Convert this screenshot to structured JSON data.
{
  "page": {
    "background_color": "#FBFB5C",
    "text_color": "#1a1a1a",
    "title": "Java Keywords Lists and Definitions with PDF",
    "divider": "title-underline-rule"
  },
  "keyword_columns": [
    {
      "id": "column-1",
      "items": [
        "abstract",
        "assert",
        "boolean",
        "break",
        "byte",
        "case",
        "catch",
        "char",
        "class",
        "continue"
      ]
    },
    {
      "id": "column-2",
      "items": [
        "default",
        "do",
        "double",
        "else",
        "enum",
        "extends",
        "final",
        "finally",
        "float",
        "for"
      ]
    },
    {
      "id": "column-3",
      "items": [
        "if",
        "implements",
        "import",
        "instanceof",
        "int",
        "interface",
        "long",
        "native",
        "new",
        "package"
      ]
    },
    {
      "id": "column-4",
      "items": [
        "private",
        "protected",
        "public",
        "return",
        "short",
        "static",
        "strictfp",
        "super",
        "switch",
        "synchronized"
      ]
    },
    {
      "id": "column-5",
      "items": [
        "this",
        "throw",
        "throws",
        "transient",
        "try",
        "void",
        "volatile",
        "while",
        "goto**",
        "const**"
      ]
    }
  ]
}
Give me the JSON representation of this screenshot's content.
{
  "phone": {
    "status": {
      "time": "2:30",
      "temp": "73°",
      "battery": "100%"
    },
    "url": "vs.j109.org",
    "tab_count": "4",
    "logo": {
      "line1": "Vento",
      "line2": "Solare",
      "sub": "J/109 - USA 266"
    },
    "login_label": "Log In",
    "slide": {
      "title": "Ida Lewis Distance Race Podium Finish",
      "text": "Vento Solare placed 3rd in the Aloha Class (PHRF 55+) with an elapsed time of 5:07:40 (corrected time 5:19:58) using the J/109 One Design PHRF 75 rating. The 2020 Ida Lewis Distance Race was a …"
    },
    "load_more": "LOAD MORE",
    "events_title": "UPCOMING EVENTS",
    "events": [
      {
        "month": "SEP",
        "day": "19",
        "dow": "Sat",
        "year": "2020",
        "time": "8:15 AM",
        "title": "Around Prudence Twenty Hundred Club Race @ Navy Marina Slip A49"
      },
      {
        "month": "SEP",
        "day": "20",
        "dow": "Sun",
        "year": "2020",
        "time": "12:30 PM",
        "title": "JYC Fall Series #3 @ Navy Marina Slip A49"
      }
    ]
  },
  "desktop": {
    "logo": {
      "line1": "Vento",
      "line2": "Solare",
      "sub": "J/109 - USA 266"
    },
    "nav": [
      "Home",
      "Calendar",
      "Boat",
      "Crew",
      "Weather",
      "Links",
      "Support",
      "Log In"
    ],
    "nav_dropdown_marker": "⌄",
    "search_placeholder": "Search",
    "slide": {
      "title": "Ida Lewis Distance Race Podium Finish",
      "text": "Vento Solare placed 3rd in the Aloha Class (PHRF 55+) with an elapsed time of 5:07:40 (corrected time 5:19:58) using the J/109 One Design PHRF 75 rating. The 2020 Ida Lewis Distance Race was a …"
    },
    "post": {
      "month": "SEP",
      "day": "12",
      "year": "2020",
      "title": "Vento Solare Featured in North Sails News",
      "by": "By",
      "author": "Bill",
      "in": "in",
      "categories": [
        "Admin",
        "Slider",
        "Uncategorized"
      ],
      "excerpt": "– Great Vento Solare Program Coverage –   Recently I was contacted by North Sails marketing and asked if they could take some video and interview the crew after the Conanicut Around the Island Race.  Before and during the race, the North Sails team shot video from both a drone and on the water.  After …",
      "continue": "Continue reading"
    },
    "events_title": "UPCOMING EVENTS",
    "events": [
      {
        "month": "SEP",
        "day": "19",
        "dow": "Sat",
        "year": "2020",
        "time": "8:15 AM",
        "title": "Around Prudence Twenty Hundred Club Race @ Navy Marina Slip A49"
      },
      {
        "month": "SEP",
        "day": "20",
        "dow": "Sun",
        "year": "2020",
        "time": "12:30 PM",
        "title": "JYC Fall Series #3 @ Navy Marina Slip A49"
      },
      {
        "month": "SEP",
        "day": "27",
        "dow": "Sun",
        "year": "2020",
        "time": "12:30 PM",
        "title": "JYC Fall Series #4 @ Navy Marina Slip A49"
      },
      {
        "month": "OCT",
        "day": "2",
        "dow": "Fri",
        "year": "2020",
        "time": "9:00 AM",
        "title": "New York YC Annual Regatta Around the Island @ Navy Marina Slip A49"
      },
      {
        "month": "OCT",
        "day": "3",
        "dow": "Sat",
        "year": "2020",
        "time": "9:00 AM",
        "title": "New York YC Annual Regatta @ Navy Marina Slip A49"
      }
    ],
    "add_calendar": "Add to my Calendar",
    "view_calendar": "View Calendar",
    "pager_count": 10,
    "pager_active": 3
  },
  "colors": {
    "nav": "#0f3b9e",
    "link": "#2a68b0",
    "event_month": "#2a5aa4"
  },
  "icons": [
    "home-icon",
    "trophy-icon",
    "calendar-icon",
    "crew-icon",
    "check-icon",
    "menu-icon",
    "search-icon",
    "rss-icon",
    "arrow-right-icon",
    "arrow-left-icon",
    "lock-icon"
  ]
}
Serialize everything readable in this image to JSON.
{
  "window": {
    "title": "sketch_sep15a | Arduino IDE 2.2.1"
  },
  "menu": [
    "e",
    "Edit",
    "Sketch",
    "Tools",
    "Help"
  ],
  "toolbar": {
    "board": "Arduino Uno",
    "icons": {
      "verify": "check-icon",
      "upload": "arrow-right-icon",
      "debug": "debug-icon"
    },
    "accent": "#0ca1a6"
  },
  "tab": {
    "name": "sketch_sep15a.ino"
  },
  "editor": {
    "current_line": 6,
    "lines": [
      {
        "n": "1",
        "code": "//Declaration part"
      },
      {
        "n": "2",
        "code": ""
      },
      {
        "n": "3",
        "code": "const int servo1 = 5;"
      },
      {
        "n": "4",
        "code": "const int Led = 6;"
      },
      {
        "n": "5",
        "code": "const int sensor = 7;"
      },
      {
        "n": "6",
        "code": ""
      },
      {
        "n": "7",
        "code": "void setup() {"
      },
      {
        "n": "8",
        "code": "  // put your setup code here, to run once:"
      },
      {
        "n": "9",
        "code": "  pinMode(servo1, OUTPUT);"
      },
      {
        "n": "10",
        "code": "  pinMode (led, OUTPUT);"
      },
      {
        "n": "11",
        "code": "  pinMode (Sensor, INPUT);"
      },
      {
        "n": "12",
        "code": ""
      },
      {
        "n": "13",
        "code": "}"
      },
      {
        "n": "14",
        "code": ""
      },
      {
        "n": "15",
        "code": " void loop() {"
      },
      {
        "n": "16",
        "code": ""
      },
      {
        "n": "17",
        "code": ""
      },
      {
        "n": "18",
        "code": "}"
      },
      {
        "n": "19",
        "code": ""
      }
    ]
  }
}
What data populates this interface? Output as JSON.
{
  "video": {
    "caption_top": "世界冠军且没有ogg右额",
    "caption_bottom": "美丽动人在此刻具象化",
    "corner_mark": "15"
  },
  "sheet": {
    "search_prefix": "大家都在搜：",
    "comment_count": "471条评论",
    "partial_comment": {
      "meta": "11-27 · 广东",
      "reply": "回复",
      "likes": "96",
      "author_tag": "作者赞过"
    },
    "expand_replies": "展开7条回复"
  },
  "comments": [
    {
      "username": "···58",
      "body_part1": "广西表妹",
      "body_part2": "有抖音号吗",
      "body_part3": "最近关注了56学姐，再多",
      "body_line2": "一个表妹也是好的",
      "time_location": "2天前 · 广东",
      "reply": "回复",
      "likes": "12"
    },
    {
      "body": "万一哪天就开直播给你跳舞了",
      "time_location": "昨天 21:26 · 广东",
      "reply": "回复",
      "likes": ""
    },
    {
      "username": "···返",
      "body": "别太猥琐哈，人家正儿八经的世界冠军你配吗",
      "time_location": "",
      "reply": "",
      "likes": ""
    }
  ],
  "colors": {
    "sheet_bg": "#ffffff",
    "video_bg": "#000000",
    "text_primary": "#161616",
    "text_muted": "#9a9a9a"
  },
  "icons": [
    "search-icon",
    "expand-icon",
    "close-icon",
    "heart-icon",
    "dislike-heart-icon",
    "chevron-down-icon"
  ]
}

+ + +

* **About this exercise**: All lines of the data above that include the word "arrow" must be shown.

* **Solution for this exercise**:
    "arrow-right-icon",
    "arrow-left-icon",
      "upload": "arrow-right-icon",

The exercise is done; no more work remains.